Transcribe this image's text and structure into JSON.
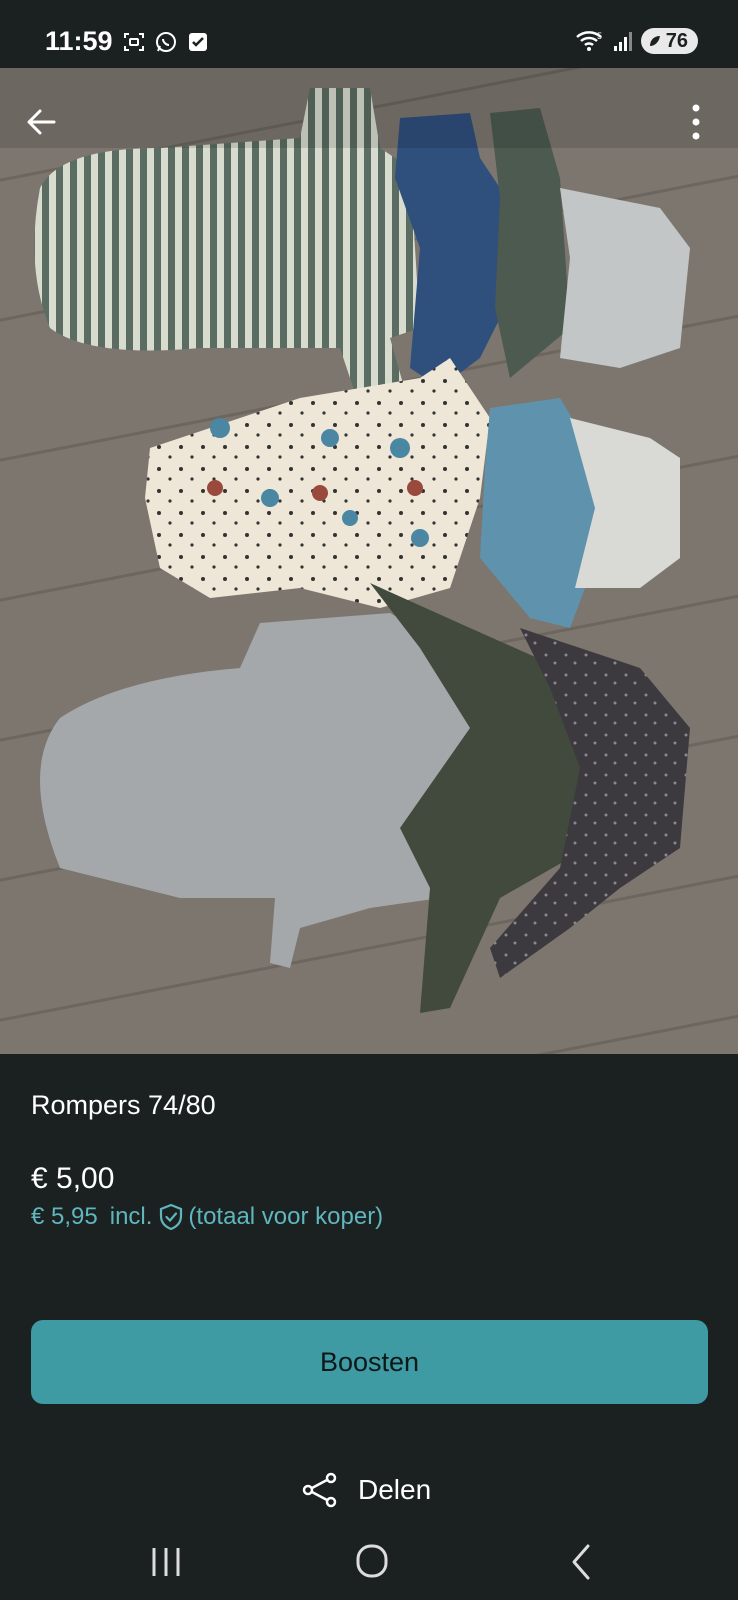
{
  "status_bar": {
    "time": "11:59",
    "battery": "76",
    "left_icons": [
      "screenshot-icon",
      "whatsapp-icon",
      "checkbox-notification-icon"
    ],
    "right_icons": [
      "wifi-icon",
      "signal-icon",
      "battery-icon"
    ]
  },
  "listing": {
    "title": "Rompers 74/80",
    "price": "€ 5,00",
    "buyer_price": "€ 5,95",
    "buyer_incl": "incl.",
    "buyer_note": "(totaal voor koper)"
  },
  "actions": {
    "boost_label": "Boosten",
    "share_label": "Delen"
  },
  "colors": {
    "background": "#1b2121",
    "accent": "#3e9aa3",
    "accent_text": "#5fb6bd"
  },
  "nav": {
    "icons": [
      "recent-apps-icon",
      "home-icon",
      "back-nav-icon"
    ]
  }
}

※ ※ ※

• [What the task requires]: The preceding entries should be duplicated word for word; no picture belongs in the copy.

• [Response area]:
Transcribe this image's text and structure into JSON.
{
  "status_bar": {
    "time": "11:59",
    "battery": "76",
    "left_icons": [
      "screenshot-icon",
      "whatsapp-icon",
      "checkbox-notification-icon"
    ],
    "right_icons": [
      "wifi-icon",
      "signal-icon",
      "battery-icon"
    ]
  },
  "listing": {
    "title": "Rompers 74/80",
    "price": "€ 5,00",
    "buyer_price": "€ 5,95",
    "buyer_incl": "incl.",
    "buyer_note": "(totaal voor koper)"
  },
  "actions": {
    "boost_label": "Boosten",
    "share_label": "Delen"
  },
  "colors": {
    "background": "#1b2121",
    "accent": "#3e9aa3",
    "accent_text": "#5fb6bd"
  },
  "nav": {
    "icons": [
      "recent-apps-icon",
      "home-icon",
      "back-nav-icon"
    ]
  }
}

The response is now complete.